┌──

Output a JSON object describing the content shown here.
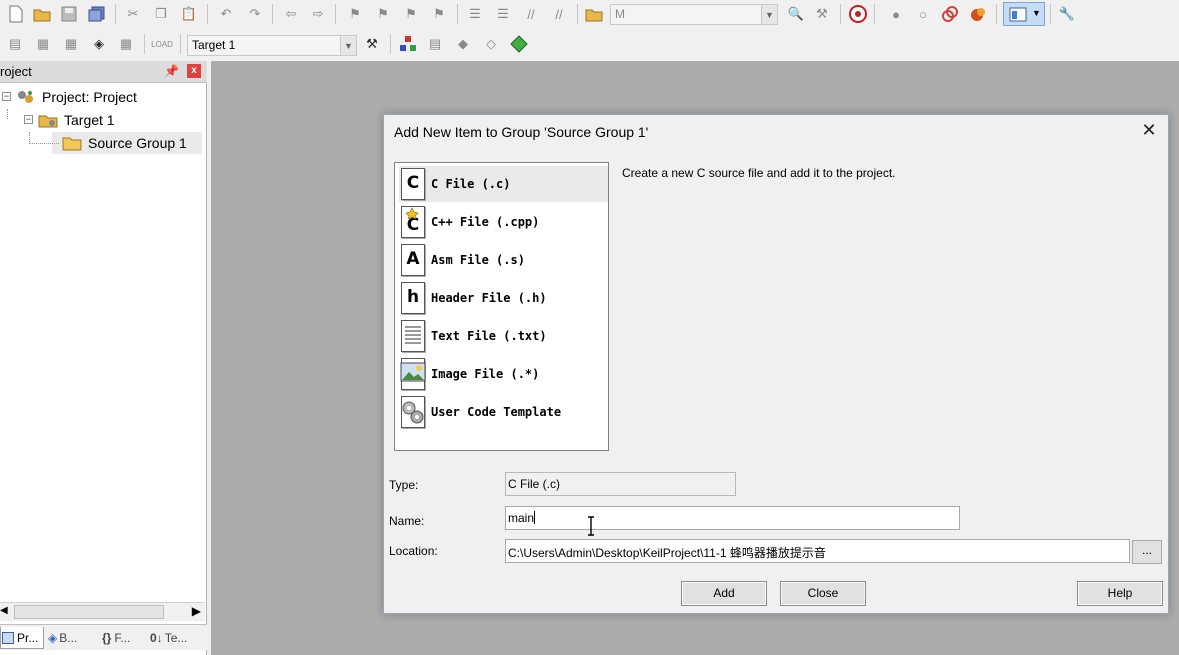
{
  "toolbar": {
    "target_select": "Target 1",
    "find_combo": "M"
  },
  "project_panel": {
    "title": "roject",
    "pin_icon": "pin-icon",
    "close_label": "x",
    "tree": {
      "project_label": "Project: Project",
      "target_label": "Target 1",
      "group_label": "Source Group 1"
    },
    "tabs": [
      {
        "label": "Pr..."
      },
      {
        "label": "B..."
      },
      {
        "label": "F..."
      },
      {
        "label": "Te..."
      }
    ]
  },
  "dialog": {
    "title": "Add New Item to Group 'Source Group 1'",
    "close_label": "✕",
    "items": [
      {
        "label": "C File (.c)",
        "glyph": "C"
      },
      {
        "label": "C++ File (.cpp)",
        "glyph": "C"
      },
      {
        "label": "Asm File (.s)",
        "glyph": "A"
      },
      {
        "label": "Header File (.h)",
        "glyph": "h"
      },
      {
        "label": "Text File (.txt)",
        "glyph": ""
      },
      {
        "label": "Image File (.*)",
        "glyph": ""
      },
      {
        "label": "User Code Template",
        "glyph": ""
      }
    ],
    "description": "Create a new C source file and add it to the project.",
    "type_label": "Type:",
    "type_value": "C File (.c)",
    "name_label": "Name:",
    "name_value": "main",
    "location_label": "Location:",
    "location_value": "C:\\Users\\Admin\\Desktop\\KeilProject\\11-1 蜂鸣器播放提示音",
    "browse_label": "...",
    "add_label": "Add",
    "close_button_label": "Close",
    "help_label": "Help"
  }
}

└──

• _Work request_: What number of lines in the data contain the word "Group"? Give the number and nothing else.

• _Exercise result_: 2